Perhaps you’ve heard of the age-old expression, “never put all your eggs in one basket.”
Why invest all your money on the performance of one company, when you can invest on the performance of the entire stock market? As cliche as that may sound, there is a lot of truth to it.
Because index funds are often composed of hundreds of stocks, they provide instant diversification. And because you are not dependent on the performance of a single company, investing in index funds can be a great way to help reduce risk in your investments.

World’s Greatest Investor Recommends Index Funds

One of the most widely tracked indexes is the S&P 500 index. As a representation of the performance of 500 of the largest US companies, it is often seen as an indicator of the overall performance of the US stock market.
Berkshire Hathaway CEO, Warren Buffet, is often regarded as the world’s greatest investor. Buffet recommends that most Americans simply invest in a low fee S&P 500 index fund.
In 2007, Buffet made a $1 million bet against the nation’s top hedge funds. He bet that none of the top hedge funds (managed by the top US fund managers) could outperform the S&P 500 index fund over a decade.
Ten years later, he was right. Over that ten year period, Buffet’s choice fund, the Vanguard S&P 500 Index Fund (VOO) returned 7.1 percent compounded annually, while the basket of hedge funds his competitor chose returned an average of only 2.2 percent annually.
  • Index funds can be a great form of passive investing. They hold every stock in an index such as the S&P 500, including big-name companies such as Amazon, Apple, Microsoft, and Google.
And because there is less buying and selling of stocks in index funds (as opposed actively managed mutual funds), fees and taxes tend to be low as well. Not only are index funds inexpensive, but they help manage risk in your investment portfolio as they aren’t dependent on the success of one single company.
The trick is not to pick the right company,” Buffett said. “The trick is to essentially buy all the big companies through the S&P 500 and to do it consistently.”

How to Invest in Index Funds

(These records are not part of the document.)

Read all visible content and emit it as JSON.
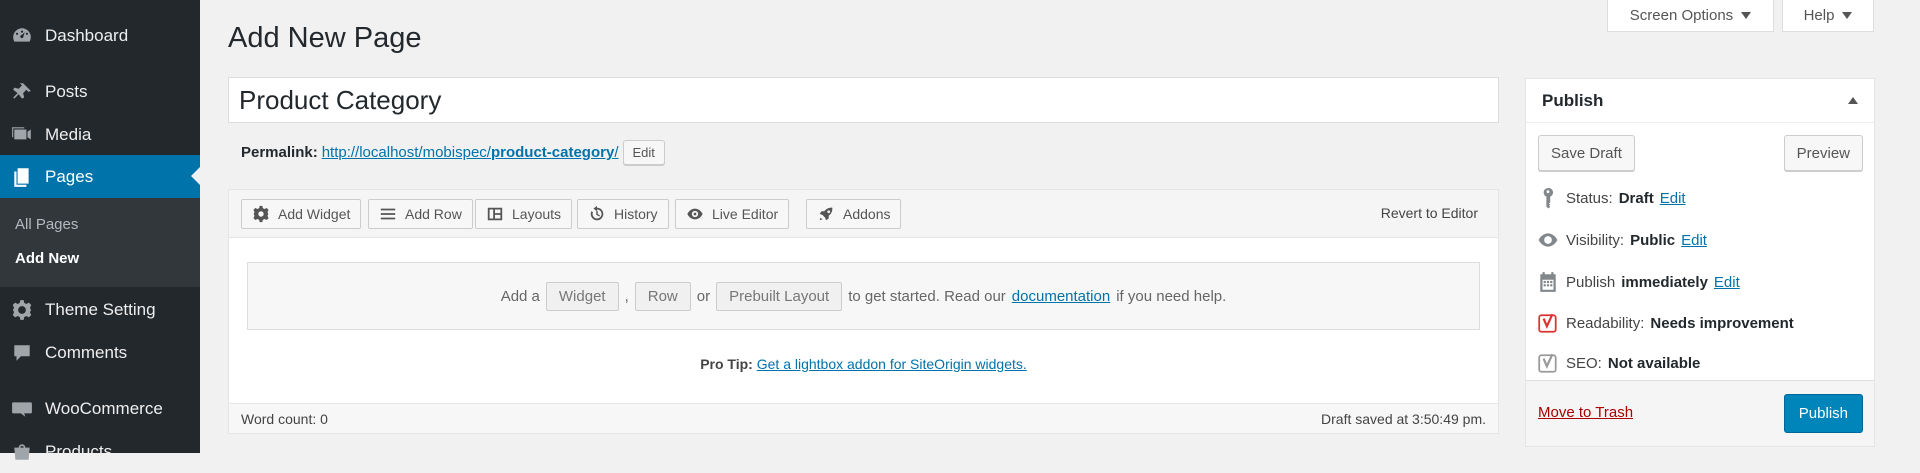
{
  "sidebar": {
    "items": [
      {
        "label": "Dashboard",
        "icon": "dashboard-icon"
      },
      {
        "label": "Posts",
        "icon": "pin-icon"
      },
      {
        "label": "Media",
        "icon": "media-icon"
      },
      {
        "label": "Pages",
        "icon": "pages-icon"
      },
      {
        "label": "Theme Setting",
        "icon": "gear-icon"
      },
      {
        "label": "Comments",
        "icon": "comment-icon"
      },
      {
        "label": "WooCommerce",
        "icon": "woocommerce-icon"
      },
      {
        "label": "Products",
        "icon": "products-icon"
      }
    ],
    "submenu": [
      "All Pages",
      "Add New"
    ]
  },
  "header": {
    "title": "Add New Page",
    "screen_options": "Screen Options",
    "help": "Help"
  },
  "editor": {
    "title_value": "Product Category",
    "permalink_label": "Permalink:",
    "permalink_base": "http://localhost/mobispec/",
    "permalink_slug": "product-category",
    "permalink_trail": "/",
    "permalink_edit": "Edit"
  },
  "builder": {
    "toolbar": [
      "Add Widget",
      "Add Row",
      "Layouts",
      "History",
      "Live Editor",
      "Addons"
    ],
    "revert": "Revert to Editor",
    "empty": {
      "prefix": "Add a",
      "widget": "Widget",
      "comma": ",",
      "row": "Row",
      "or": "or",
      "prebuilt": "Prebuilt Layout",
      "middle": "to get started. Read our",
      "doc_link": "documentation",
      "suffix": "if you need help."
    },
    "protip_label": "Pro Tip:",
    "protip_link": "Get a lightbox addon for SiteOrigin widgets.",
    "word_count": "Word count: 0",
    "draft_saved": "Draft saved at 3:50:49 pm."
  },
  "publish": {
    "title": "Publish",
    "save_draft": "Save Draft",
    "preview": "Preview",
    "status_label": "Status:",
    "status_value": "Draft",
    "visibility_label": "Visibility:",
    "visibility_value": "Public",
    "publish_label": "Publish",
    "publish_value": "immediately",
    "edit": "Edit",
    "readability_label": "Readability:",
    "readability_value": "Needs improvement",
    "seo_label": "SEO:",
    "seo_value": "Not available",
    "trash": "Move to Trash",
    "publish_button": "Publish"
  },
  "colors": {
    "sidebar_bg": "#23282d",
    "active_bg": "#0073aa",
    "primary_button": "#0085ba",
    "trash": "#a00000",
    "readability_red": "#dc3232"
  }
}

As you can see, investing in index funds is a recommended starting point for most new investors. You get exposure to investing in hundreds of major companies, you don’t have to stress about picking individual stocks, and it can help manage your overall investment risk.
Quite simply, most new investors should start by investing in index funds. Now, is this to say that you should never invest in individual stocks? No, I am not saying that at all.
While nearly impossible to outperform the overall market through day trading, it is possible to outperform the market by investing in individual stocks. We’ll talk more about how to invest in individual stocks in just a bit.
With that being said, if you are just getting started with investing in the stock market, it is highly recommended to consider investing in an index fund first.
While you invest in an index fund you can begin to learn about the stock market and build your risk tolerance before investing in individual stocks.
When you’re ready to invest in index funds, there are two names you will often hear:
  • Mutual funds
  • Exchange Traded Funds (ETF)
Mutual funds are similar to index funds, but there are distinct differences you need to know about. And in the next video, we’ll be exploring their key differences and the reason I would recommend investing in ETFs instead.